The Fathom Explorer version could be used to inspect wrecks — although it could not reach the same depths as the submersible Alvin, which was used to explore the wreck of the Titanic more than 12,000 feet below the surface. And in an emergency situation like the August 2000 explosion that sank Russia's Kursk submarine, a mobile unit might prove helpful in rescue operations.

Perhaps most important, a ocean base would offer a view of the unexpected.

Oceans cover 70 percent of the world's surface, but because the deep is an unforgiving environment for humans, little has been explored. Scientists estimate more than 90 percent of the ocean environment remains unknown and unseen. An ocean base, particularly one that offers a section with normal air pressure, could potentially offer an easy-access window to surprise forms of sea life.

As Sylvia Earle, a renowned diver and former chief scientist at NOAA, has argued, the best way to make new discoveries is to put people underwater.

Man or Machine?

But some argue the easiest, least dangerous way to peer into the deep is through remote instruments. In fact, the current debate over how to allocate funding to ocean research projects sounds a lot like the debate that has raged within NASA for years: Is it better to send people or machines to space?

"When you send people into the ocean, you need to worry about safety and time is limited to some extent," says Larry Clark of the National Science Foundation's Ocean Research Section. "Ocean processes often work over long periods, which instruments are best suited to study."

Others argue studying the deep ocean is a step-by-step process.
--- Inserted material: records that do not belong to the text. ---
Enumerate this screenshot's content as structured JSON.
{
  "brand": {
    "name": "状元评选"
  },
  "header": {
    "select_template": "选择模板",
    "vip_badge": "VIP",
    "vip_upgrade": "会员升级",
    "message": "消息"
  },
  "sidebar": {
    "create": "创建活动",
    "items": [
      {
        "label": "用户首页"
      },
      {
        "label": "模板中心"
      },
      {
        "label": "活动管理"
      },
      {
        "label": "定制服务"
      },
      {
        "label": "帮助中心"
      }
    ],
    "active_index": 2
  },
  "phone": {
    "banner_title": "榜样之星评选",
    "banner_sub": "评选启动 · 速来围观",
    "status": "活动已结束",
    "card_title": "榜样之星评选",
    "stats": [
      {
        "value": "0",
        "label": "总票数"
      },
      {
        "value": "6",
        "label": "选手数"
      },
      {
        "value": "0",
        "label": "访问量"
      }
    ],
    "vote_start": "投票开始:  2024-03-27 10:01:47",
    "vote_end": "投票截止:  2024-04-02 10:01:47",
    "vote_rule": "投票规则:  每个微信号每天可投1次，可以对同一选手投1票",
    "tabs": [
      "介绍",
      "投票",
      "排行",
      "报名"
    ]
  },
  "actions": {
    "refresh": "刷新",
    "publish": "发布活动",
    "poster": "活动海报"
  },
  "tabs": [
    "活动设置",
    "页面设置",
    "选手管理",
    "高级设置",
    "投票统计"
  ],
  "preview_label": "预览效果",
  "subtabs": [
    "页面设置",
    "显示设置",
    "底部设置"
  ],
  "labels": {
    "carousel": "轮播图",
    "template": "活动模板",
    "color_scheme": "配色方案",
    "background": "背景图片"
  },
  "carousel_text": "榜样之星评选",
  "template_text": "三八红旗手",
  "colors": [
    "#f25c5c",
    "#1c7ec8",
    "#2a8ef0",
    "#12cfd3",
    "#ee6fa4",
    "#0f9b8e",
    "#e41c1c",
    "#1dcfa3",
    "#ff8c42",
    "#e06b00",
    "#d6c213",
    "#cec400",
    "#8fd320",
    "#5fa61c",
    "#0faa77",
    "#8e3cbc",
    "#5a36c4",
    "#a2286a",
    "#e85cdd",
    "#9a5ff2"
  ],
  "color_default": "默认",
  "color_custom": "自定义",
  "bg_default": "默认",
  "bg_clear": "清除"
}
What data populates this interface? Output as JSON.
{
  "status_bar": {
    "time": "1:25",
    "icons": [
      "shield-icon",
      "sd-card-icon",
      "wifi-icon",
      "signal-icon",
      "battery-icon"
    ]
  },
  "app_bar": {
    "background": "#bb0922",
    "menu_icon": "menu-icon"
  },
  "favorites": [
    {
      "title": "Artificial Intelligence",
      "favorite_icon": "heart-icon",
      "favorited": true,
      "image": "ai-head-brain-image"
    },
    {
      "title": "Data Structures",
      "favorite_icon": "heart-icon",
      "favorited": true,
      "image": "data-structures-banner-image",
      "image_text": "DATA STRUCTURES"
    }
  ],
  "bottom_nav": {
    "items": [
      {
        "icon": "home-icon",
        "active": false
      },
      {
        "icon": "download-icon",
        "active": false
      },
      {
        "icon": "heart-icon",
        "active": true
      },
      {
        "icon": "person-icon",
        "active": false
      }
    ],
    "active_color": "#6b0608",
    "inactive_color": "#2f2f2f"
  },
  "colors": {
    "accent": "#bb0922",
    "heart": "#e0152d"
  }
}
As in space exploration, they say, we should begin by sending more robotic devices to the deep, then eventually develop habitats for human observation.

"My gut feeling is a deep-water station at this point is premature," says Richard Lutz, director of Rutgers University's Center for Deep Sea Ecology and Biotechnology in New Brunswick, N.J. "And I think when we do get one, we'd want to be dealing with deeper water than 600 feet."

Steven Miller, director of NOAA's Aquarius sea lab, which is used for research as well as for training astronauts to live in tightly controlled, small quarters, also remains unconvinced a deep water station is now worth its price tag.

"Cost is a big deal these days and when you have tax-supported programs, you really need to justify the ends," he says. "I'm not sure there is a need at this point … but I have an open mind."